At Prudhoe High School and Whitehouse Primary School new 2-storey school buildings will be built, while the existing buildings will be demolished to make way for playing fields. Work is due for completion at Prudhoe High School by early 2017 and at Whitehouse Primary School by autumn 2016.
At St Joseph RCVA Primary School, a new, single-storey school building will be built, and the existing building will be demolished to make way for playing fields. Work is due for completion by summer 2016.
Thanks to the PSBP, school buildings are being rebuilt faster and cheaper than those built under the previous school building initiative - building schools for the future (BSF). Under the BSF it took 3 years for construction work to begin.

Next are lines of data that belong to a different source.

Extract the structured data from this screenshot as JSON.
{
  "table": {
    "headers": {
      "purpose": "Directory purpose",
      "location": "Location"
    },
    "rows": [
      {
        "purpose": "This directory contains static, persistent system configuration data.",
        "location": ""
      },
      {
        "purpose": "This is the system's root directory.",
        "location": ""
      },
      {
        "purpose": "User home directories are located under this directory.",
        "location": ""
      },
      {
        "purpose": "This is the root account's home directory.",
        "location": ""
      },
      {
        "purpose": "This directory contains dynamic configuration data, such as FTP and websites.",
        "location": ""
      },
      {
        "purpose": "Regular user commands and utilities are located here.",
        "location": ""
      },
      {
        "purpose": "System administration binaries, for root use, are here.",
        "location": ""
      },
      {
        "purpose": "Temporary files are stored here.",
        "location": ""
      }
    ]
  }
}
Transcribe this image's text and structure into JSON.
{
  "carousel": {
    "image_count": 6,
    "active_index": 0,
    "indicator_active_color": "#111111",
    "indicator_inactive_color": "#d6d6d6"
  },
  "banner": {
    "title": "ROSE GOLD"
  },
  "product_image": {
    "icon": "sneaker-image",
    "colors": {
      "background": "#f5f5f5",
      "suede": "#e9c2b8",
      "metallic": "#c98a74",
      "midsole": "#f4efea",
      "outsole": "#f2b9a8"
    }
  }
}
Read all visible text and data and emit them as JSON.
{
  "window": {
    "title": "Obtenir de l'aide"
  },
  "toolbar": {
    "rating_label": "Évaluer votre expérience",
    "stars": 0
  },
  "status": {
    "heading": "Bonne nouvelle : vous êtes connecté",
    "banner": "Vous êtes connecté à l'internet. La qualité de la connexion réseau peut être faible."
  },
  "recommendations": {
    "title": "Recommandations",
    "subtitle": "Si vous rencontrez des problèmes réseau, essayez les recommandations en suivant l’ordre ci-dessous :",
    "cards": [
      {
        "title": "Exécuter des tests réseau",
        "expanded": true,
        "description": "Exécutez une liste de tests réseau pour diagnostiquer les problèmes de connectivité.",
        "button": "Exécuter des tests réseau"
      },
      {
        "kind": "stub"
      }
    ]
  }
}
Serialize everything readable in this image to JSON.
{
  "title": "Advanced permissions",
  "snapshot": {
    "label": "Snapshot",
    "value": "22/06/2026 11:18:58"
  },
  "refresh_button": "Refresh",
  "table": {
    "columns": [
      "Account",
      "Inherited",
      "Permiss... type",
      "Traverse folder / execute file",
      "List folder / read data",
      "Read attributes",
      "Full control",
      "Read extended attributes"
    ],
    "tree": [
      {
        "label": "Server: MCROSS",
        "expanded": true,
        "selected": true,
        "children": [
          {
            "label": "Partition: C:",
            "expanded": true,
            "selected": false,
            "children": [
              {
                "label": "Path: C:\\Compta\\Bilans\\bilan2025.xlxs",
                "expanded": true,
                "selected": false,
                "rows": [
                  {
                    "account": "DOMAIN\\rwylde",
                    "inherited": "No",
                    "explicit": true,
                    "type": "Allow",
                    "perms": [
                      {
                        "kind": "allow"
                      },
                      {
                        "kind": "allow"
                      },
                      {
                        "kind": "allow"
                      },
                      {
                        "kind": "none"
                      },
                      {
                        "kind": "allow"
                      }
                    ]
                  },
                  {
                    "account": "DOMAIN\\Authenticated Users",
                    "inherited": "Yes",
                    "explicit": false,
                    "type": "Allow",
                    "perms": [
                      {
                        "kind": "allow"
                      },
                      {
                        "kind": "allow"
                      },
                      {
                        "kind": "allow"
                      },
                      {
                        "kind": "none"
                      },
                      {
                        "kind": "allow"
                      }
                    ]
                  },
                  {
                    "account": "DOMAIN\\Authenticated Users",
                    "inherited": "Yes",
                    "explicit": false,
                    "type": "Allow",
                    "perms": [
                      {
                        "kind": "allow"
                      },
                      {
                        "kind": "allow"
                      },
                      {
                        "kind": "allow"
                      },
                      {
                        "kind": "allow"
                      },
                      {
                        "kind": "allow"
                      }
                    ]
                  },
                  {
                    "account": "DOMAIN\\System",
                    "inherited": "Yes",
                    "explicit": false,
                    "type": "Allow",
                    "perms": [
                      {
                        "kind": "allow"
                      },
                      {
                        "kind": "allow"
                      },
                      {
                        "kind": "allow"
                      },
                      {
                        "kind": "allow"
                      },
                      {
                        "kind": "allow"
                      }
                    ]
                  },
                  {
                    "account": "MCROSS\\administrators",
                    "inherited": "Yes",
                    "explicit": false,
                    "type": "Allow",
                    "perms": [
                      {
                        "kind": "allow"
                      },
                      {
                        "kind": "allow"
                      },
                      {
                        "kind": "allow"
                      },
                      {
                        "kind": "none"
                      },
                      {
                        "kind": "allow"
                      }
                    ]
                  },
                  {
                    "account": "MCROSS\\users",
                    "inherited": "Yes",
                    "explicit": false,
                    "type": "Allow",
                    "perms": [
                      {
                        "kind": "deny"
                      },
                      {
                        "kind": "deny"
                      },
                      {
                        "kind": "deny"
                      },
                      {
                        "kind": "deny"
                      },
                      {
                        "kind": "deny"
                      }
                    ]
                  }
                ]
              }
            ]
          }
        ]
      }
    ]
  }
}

This was slashed to 1 year for the PSBP, with projects costing around a third less.
On 9 February 2015 the government announced details of the second phase of the PSBP, worth around £2 billion, which will see a further 277 school buildings rebuilt or refurbished, bringing the total to 537 schools to benefit over the life of the programme.
Notes to editors
- The priority school building programme was established in 2011 to address the needs of those schools in the worst condition across the country.
- The list of 261 successful schools under the first phase of the programme was announced in May 2012. This has since been revised to 260 school projects, after St Philip Howard Catholic Primary School in Kent was closed due to insufficient pupil demand in the local area.
- Thanks to decisions which have been taken to improve efficiency and reduce waste in central school building programmes, significant work on those projects is already underway. As of 27 April 2015, 24 school buildings are already open, 90 are under construction and the remaining projects are all in the design or planning stages.
- In May 2014 the government announced a further £2 billion for the second phase of the programme. A list of the 277 schools to benefit from the second phase of the PSBP was published on 9 February 2015.